Large-sized Choroidal Melanoma: Very large choroidal melanomas (greater than 22 mm width) may be treated by initial removal of the eye (enucleation). This is because the amount of radiation required to destroy a choroidal melanoma that fills most of the eye will likely be too much for the eye to tolerate.
However, most patients, even with very large-sized choroidal melanoma can be treated with eye-sparing radiation therapy. However, after eye sparing radiation for very large choroidal melanomas, eyes are at greater risk to have poor vision, secondary inflammation and may require secondary removal at a later date.
Patients often ask why they have a choroidal melanoma. While there is no one cause, choroidal melanoma is more common among patients with blue vs. brown eyes, those with outdoor occupations, and in Australia where there is a hole in the ozone layer. Therefore, though this hypothesis has yet to be proven, it seems reasonable to assume that choroidal melanoma is related to sunlight (ultraviolet exposure).
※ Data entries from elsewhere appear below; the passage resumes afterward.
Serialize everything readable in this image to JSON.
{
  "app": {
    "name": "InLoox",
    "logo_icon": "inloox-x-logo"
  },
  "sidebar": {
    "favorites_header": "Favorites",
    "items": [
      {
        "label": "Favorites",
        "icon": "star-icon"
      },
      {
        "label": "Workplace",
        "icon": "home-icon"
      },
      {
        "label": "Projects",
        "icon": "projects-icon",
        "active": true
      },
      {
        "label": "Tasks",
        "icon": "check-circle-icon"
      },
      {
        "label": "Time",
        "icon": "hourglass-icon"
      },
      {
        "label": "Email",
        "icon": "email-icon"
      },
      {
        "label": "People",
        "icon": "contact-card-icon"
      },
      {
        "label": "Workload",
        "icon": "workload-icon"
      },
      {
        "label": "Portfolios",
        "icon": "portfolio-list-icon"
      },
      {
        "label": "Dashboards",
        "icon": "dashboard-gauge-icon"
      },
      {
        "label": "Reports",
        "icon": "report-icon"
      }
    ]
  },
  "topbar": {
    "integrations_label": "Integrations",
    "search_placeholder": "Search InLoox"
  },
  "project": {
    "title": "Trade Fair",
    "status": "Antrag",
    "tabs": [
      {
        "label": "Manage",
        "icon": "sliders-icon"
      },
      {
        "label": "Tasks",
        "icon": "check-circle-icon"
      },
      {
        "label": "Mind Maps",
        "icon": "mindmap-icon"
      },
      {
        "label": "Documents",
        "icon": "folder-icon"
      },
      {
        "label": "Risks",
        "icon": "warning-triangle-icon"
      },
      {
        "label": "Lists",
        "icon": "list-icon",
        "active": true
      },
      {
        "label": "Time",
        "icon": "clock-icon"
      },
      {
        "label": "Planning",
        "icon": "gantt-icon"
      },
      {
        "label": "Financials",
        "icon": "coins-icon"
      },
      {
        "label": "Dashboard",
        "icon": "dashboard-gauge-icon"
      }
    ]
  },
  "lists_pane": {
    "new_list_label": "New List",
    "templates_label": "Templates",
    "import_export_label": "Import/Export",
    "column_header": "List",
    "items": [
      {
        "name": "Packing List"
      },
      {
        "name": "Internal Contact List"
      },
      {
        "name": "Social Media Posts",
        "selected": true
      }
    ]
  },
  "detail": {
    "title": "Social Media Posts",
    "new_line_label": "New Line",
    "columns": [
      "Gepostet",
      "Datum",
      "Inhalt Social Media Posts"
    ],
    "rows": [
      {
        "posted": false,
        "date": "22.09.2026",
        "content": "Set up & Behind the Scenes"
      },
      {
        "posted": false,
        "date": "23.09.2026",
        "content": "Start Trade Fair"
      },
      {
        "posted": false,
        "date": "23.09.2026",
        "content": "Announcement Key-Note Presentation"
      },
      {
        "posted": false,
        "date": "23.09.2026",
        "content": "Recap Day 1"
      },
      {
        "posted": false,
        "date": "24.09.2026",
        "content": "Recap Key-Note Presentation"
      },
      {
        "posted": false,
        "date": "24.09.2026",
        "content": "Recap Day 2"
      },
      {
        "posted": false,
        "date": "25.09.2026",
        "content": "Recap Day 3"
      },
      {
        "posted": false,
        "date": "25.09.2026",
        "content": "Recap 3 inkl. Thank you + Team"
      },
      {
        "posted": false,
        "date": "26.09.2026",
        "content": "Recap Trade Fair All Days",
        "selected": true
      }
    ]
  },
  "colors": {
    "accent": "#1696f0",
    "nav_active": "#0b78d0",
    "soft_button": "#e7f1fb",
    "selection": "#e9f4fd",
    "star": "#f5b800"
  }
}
In that sunlight exposure has been linked to several eye cancers and diseases of the eye, Dr. Finger suggests that you “Think of Sunglasses as Sun Block for your Eyes” ™ and start wearing your UV blocking sunglasses. They make great gifts too!
Dr. Finger also often gets questions related to stage and spread. These two things are closely linked––choroidal melanoma size is most closely related to its risk for spread to other parts of the body (metastasis). In three separate studies, cumulatively involving almost 20,000 patients, the average rate of metastasis has been 50%. However, patients with smaller tumors have much lower rates compared to larger tumors. Therefore, patients should ask their eye cancer specialist about their tumors AJCC-UICC tumor size and risk for metastasis. In general, the larger the choroidal melanoma the worse the prognosis for both vision and metastasis.
"Very well treated by Dr. Finger. He explained everything I needed to know about my issue with detail and attention, putting me at ease and giving me confidence to handle this problem for the rest of my life.”